On 17 February 2015, Monguno subsequently fell to the Nigerian military in a coordinated air and ground assault. On 7 March 2015, five suicide bomb blasts left 54 143 wounded. On 30 May 2015, Boko Haram launched another attack on the city. In March/April 2018 Boko Haram released another attack; the Giwa barracks and detention centre in Maiduguri has been subject to multiple attacks by Boko Haram. In 2014, reports suggested that 600 people were killed in an attack, though most were detainees killed by soldiers, it was attacked in January/February 2015, bombed in March 2015, attacked again in May 2015. In May 2016, Amnesty International released a report on the Giwa barracks detention centre, calling it a "place of death." The report alleges the facilities house about 1,200 people and that many of these were detained arbitrarily. It further claims that 149 detainees had died in the first half including 11 children. In 2019, Ammesty International and Concerned Nigerians called for investigation into alleged abuse of women and children in the facility.

Tramadol addiction has become a concern in the Maduguri region, as Boko Haram fighters and local residents turn to the drug to cope with physical pain, personal loss, the emotional consequences of violence. Köppen-Geiger climate classification system classifies its climate as hot semi-arid; the highest record temperature was 47 °C on 28 May 1983, while the lowest record temperature was 5 °C on 26 December 1979. Tree planting was a priority of the city's colonial administration, large trees along major roads give protection from intense sun. Maiduguri is estimated to have a population of 1,907,600, as of 2007, it grew in size by 15.1 square kilometers between 2002-2012. Its residents are Muslim including Kanuri, Shuwa, Bura and Fulani ethnic groups. There is a considerable Christian population and people from Southern states such as the Igbo and Yoruba. Miduguri had 22 internally displaced persons camps in 2019, including Shagari camp with 48 households, Cherubim & Seraphim camp with 65 households.

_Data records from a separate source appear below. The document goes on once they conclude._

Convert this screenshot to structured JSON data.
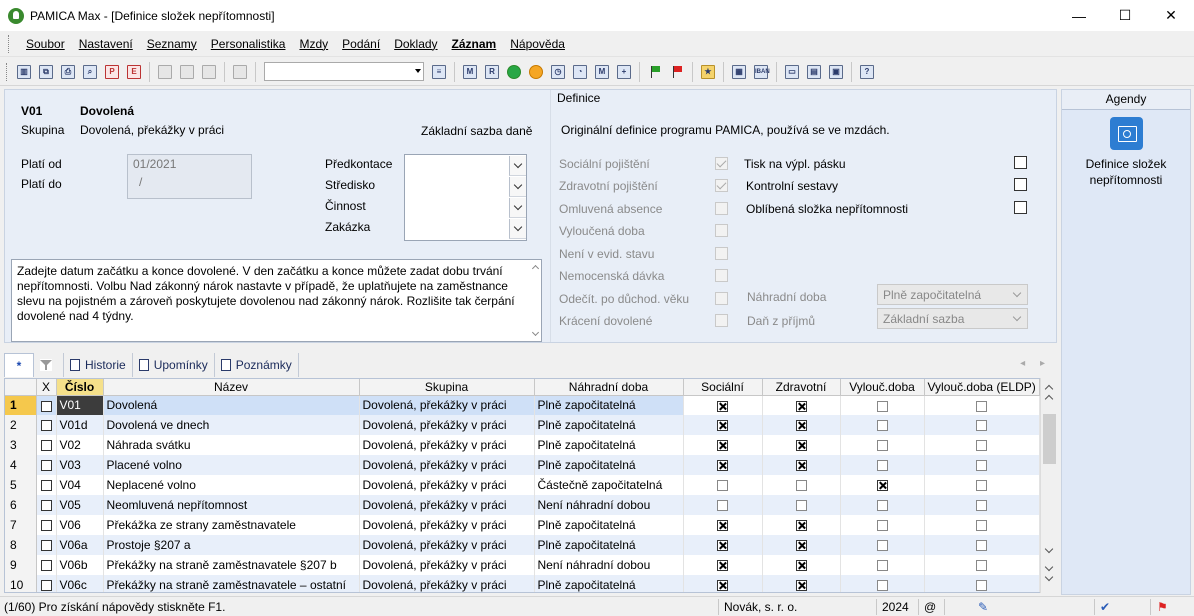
{
  "window": {
    "title": "PAMICA Max - [Definice složek nepřítomnosti]",
    "controls": {
      "minimize": "—",
      "maximize": "☐",
      "close": "✕"
    }
  },
  "menu": [
    "Soubor",
    "Nastavení",
    "Seznamy",
    "Personalistika",
    "Mzdy",
    "Podání",
    "Doklady",
    "Záznam",
    "Nápověda"
  ],
  "menu_bold": "Záznam",
  "toolbar": {
    "combo_value": "",
    "icons": [
      "table-detail-icon",
      "copy-icon",
      "print-icon",
      "preview-icon",
      "pdf-icon",
      "export-icon",
      "new-record-icon",
      "duplicate-icon",
      "delete-icon",
      "save-icon",
      "filter-icon",
      "m-icon",
      "r-icon",
      "green-circle-icon",
      "orange-person-icon",
      "clock-icon",
      "history-icon",
      "m2-icon",
      "add-icon",
      "green-flag-icon",
      "red-flag-icon",
      "folder-star-icon",
      "calculator-icon",
      "iban-icon",
      "monitor-icon",
      "window-icon",
      "cards-icon",
      "help-icon"
    ]
  },
  "detail": {
    "code": "V01",
    "name": "Dovolená",
    "group_label": "Skupina",
    "group_value": "Dovolená, překážky v práci",
    "base_rate_label": "Základní sazba daně",
    "valid_from_label": "Platí od",
    "valid_to_label": "Platí do",
    "valid_from_value": "01/2021",
    "valid_to_value": "/",
    "predkontace_label": "Předkontace",
    "stredisko_label": "Středisko",
    "cinnost_label": "Činnost",
    "zakazka_label": "Zakázka",
    "help_text": "Zadejte datum začátku a konce dovolené. V den začátku a konce můžete zadat dobu trvání nepřítomnosti. Volbu Nad zákonný nárok nastavte v případě, že uplatňujete na zaměstnance slevu na pojistném a zároveň poskytujete dovolenou nad zákonný nárok. Rozlišite tak čerpání dovolené nad 4 týdny.",
    "definice_label": "Definice",
    "definice_text": "Originální definice programu PAMICA, používá se ve mzdách.",
    "flags_left": [
      {
        "label": "Sociální pojištění",
        "checked": true
      },
      {
        "label": "Zdravotní pojištění",
        "checked": true
      },
      {
        "label": "Omluvená absence",
        "checked": false
      },
      {
        "label": "Vyloučená doba",
        "checked": false
      },
      {
        "label": "Není v evid. stavu",
        "checked": false
      },
      {
        "label": "Nemocenská dávka",
        "checked": false
      },
      {
        "label": "Odečít. po důchod. věku",
        "checked": false
      },
      {
        "label": "Krácení dovolené",
        "checked": false
      }
    ],
    "flags_right": [
      {
        "label": "Tisk na výpl. pásku",
        "checked": false
      },
      {
        "label": "Kontrolní sestavy",
        "checked": false
      },
      {
        "label": "Oblíbená složka nepřítomnosti",
        "checked": false
      }
    ],
    "nahradni_doba_label": "Náhradní doba",
    "nahradni_doba_value": "Plně započitatelná",
    "dan_label": "Daň z příjmů",
    "dan_value": "Základní sazba"
  },
  "agendy": {
    "header": "Agendy",
    "item_label": "Definice složek nepřítomnosti"
  },
  "tabs": {
    "first": "*",
    "historie": "Historie",
    "upominky": "Upomínky",
    "poznamky": "Poznámky",
    "nav": "◂ ▸"
  },
  "grid": {
    "columns": [
      "X",
      "Číslo",
      "Název",
      "Skupina",
      "Náhradní doba",
      "Sociální",
      "Zdravotní",
      "Vylouč.doba",
      "Vylouč.doba (ELDP)"
    ],
    "rows": [
      {
        "n": "1",
        "code": "V01",
        "name": "Dovolená",
        "group": "Dovolená, překážky v práci",
        "nd": "Plně započitatelná",
        "soc": true,
        "zdr": true,
        "vd": false,
        "vde": false
      },
      {
        "n": "2",
        "code": "V01d",
        "name": "Dovolená ve dnech",
        "group": "Dovolená, překážky v práci",
        "nd": "Plně započitatelná",
        "soc": true,
        "zdr": true,
        "vd": false,
        "vde": false
      },
      {
        "n": "3",
        "code": "V02",
        "name": "Náhrada svátku",
        "group": "Dovolená, překážky v práci",
        "nd": "Plně započitatelná",
        "soc": true,
        "zdr": true,
        "vd": false,
        "vde": false
      },
      {
        "n": "4",
        "code": "V03",
        "name": "Placené volno",
        "group": "Dovolená, překážky v práci",
        "nd": "Plně započitatelná",
        "soc": true,
        "zdr": true,
        "vd": false,
        "vde": false
      },
      {
        "n": "5",
        "code": "V04",
        "name": "Neplacené volno",
        "group": "Dovolená, překážky v práci",
        "nd": "Částečně započitatelná",
        "soc": false,
        "zdr": false,
        "vd": true,
        "vde": false
      },
      {
        "n": "6",
        "code": "V05",
        "name": "Neomluvená nepřítomnost",
        "group": "Dovolená, překážky v práci",
        "nd": "Není náhradní dobou",
        "soc": false,
        "zdr": false,
        "vd": false,
        "vde": false
      },
      {
        "n": "7",
        "code": "V06",
        "name": "Překážka ze strany zaměstnavatele",
        "group": "Dovolená, překážky v práci",
        "nd": "Plně započitatelná",
        "soc": true,
        "zdr": true,
        "vd": false,
        "vde": false
      },
      {
        "n": "8",
        "code": "V06a",
        "name": "Prostoje §207 a",
        "group": "Dovolená, překážky v práci",
        "nd": "Plně započitatelná",
        "soc": true,
        "zdr": true,
        "vd": false,
        "vde": false
      },
      {
        "n": "9",
        "code": "V06b",
        "name": "Překážky na straně zaměstnavatele §207 b",
        "group": "Dovolená, překážky v práci",
        "nd": "Není náhradní dobou",
        "soc": true,
        "zdr": true,
        "vd": false,
        "vde": false
      },
      {
        "n": "10",
        "code": "V06c",
        "name": "Překážky na straně zaměstnavatele – ostatní",
        "group": "Dovolená, překážky v práci",
        "nd": "Plně započitatelná",
        "soc": true,
        "zdr": true,
        "vd": false,
        "vde": false
      }
    ]
  },
  "status": {
    "help": "(1/60) Pro získání nápovědy stiskněte F1.",
    "company": "Novák, s. r. o.",
    "year": "2024",
    "at": "@"
  }
}
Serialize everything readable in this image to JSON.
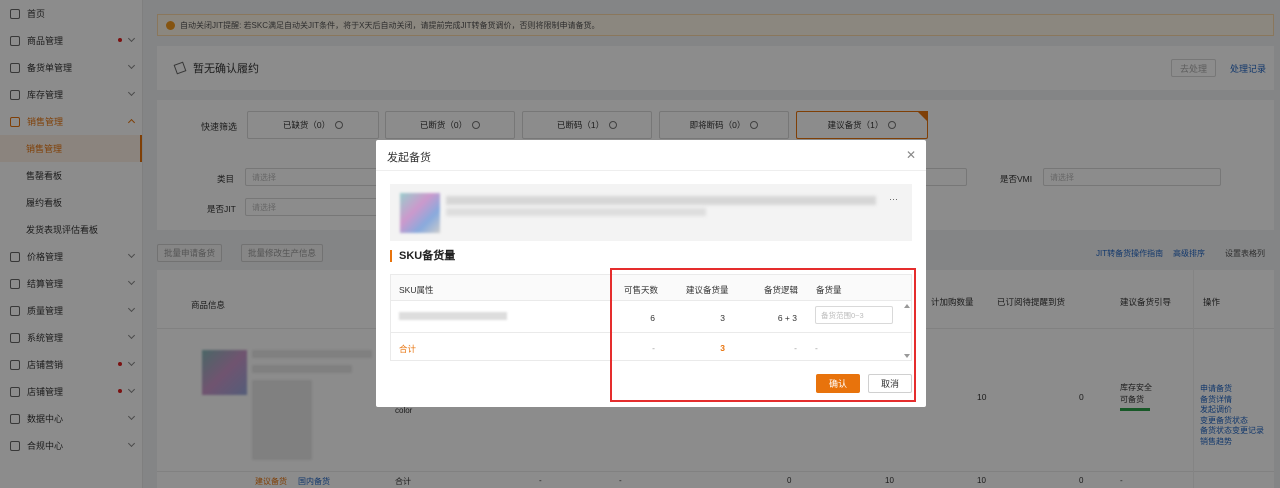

The NYC in Maiduguri housed 4,800 displaced people in 2016. Goni Kachallari had 340 families in 2016. Languages spoken in the camps include Fulani, Gamargu, Hausa and Shuwa Arabic. About a third of survey respondents had comprehension of a simple English audio sample; the city lies at the end of a railway line connec